Virginia; Ty Cobb and Narrows, Georgia, Jim Brown and St. Simons Island,

Georgia, Herschel Walker, Wrightsville, Georgia, Red Grange, Wheaton,

Illinois, Darrell Royal, Hollis, Oklahoma are Walter Mitty stories that never

cease to amaze and enthrall us.

Now you can add Mecole’s name to that list.


I remember when he was being recruited by Georgia. One coach

called him “the best football player in America.” Perhaps that was an

overstatement but everybody in Bowman today is ready to declare him as

the greatest thing since sliced bread.

The community is ready to bring about a parade in his honor although

with his speed he could run from one side of the town to the other in less

time than he could run a hundred-yard dash.

Mecole has always had a smiling, outgoing demeanor which

endeared him to his teammates and coaches. He is still bringing great

smiles to the Kansas City locker-room. When he shows up in Bowman

again, however, he will be the small-town boy they knew when he was

growing up.

It will be the same when he returns to Elberton, 12 miles away, where

he played high school football for a coach named Sid Fritts who said that

Mecole was “not just best player I coached, but he was the best player I

ever saw.”


His versatility as an athlete was such that he started out as defensive

back at Georgia and then switched to wide receiver which was the perfect

home for him.


In the national championship game with Alabama in 2017, he scored

on an 80-yard bomb from Jake Fromm. His junior year in 2018, he caught

34 passes for 532 yards and seven touchdowns.

Following his rookie year with the Chiefs, I called friends in Kansas

City and there were rave reviews about his popularity with Chief fans as his

small-town humility made them appreciate him more.


While he made the headlines, it is in order to underscore that one of

his teammates who will be getting sized for a ring will be Malik Herring,

former Bulldog defender, who was injured for last year’s victory over the

Eagles. He was credited with a tackle and an assist against San



This was the 23 rd straight year a Georgia player participated in the

Super Bowl. The first former Bulldog to win a Super Bowl ring was Zeke

Bratkowski, who was the backup quarterback to Barr Starr in Green Bay’s

defeat of the Chiefs in Super Bowl I.

Three former ‘Dawgs have been named MVP of past Super Bowl

games: Jake Scott, 1972; Terrell Davis, 1998 and Hines Ward, 2006.


John Rauch, former Georgia quarterback under Wallace Butts

coached in the second Super Bowl as the head coach of the Oakland


He had two assistants: John Madden was the line coach and Bill

Walsh was the backfield coach.

I was fortunate to interview both of these great NFL personalities, on

two different occasions.
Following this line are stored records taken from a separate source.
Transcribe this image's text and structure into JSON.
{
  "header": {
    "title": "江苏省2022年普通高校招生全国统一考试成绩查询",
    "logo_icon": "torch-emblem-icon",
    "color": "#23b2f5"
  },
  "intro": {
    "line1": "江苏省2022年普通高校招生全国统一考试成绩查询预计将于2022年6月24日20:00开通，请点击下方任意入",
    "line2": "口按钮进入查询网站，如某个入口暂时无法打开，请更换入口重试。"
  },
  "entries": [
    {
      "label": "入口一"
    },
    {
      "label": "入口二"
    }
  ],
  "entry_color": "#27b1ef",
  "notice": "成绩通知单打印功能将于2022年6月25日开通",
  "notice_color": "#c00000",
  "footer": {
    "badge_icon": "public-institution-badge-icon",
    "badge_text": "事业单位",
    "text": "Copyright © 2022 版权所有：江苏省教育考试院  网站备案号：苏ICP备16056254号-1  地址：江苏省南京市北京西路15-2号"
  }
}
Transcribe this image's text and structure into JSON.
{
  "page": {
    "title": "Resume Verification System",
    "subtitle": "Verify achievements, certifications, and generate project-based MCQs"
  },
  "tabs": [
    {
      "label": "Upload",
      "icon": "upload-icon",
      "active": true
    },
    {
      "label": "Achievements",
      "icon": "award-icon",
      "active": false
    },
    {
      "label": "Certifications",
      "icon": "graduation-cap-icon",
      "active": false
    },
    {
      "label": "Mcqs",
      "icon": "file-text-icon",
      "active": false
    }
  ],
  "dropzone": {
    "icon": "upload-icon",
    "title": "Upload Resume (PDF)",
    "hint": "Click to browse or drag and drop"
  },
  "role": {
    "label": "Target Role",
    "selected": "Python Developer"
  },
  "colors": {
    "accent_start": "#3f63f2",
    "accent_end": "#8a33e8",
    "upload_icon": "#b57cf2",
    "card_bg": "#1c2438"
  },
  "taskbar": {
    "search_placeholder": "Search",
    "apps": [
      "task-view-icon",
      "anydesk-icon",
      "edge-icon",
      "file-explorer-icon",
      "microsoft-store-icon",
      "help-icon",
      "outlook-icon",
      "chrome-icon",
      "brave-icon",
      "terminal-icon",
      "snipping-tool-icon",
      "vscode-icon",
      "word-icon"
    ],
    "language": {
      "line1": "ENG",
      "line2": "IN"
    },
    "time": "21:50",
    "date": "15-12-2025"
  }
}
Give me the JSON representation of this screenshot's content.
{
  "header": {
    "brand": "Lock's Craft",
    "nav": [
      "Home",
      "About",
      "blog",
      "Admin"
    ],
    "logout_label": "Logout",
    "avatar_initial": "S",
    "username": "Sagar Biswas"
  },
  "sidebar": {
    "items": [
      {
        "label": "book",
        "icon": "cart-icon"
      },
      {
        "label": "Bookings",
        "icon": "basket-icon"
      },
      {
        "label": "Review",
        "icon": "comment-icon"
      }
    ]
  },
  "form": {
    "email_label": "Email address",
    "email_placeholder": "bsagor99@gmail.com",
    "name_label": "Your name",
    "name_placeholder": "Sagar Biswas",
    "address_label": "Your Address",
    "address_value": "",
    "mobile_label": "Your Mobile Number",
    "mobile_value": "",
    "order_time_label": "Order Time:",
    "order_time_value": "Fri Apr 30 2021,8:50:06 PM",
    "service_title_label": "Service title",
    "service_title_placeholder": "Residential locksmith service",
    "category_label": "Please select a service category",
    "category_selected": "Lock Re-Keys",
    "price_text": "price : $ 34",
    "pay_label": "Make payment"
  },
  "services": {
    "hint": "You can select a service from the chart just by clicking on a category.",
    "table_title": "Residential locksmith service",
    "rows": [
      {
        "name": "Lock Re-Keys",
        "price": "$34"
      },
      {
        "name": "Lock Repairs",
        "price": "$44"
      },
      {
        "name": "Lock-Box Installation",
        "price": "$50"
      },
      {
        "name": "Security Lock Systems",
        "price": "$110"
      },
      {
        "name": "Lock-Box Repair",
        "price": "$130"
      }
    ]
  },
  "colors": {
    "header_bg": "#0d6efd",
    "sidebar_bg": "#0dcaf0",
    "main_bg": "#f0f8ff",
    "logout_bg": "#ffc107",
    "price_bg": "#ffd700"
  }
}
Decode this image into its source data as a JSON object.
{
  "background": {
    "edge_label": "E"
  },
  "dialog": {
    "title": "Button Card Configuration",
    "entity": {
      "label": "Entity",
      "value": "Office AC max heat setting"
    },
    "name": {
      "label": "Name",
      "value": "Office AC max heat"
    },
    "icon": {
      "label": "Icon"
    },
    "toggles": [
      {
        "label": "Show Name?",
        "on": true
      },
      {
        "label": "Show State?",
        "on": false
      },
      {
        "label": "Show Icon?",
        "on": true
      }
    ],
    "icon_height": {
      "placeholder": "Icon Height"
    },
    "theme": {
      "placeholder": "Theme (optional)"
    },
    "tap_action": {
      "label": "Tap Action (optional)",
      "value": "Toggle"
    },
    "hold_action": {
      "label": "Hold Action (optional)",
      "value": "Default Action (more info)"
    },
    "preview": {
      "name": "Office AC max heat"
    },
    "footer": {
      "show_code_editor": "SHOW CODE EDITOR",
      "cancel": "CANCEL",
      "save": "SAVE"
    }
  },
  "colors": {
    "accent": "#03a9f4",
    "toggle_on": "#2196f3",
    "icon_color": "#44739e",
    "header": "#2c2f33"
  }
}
Madden said that John Rauch was the only coach

he ever knew who could actually coach every position on the team.

Walsh said the “genesis” of the West Coast offense began with

Rauch and that Raiders team. It is easy to conclude if that was the case,

then the roots of the West Coach offense really had its beginning on the

practice fields at Georgia where Rauch learned the basics of offensive football from Coach Wallace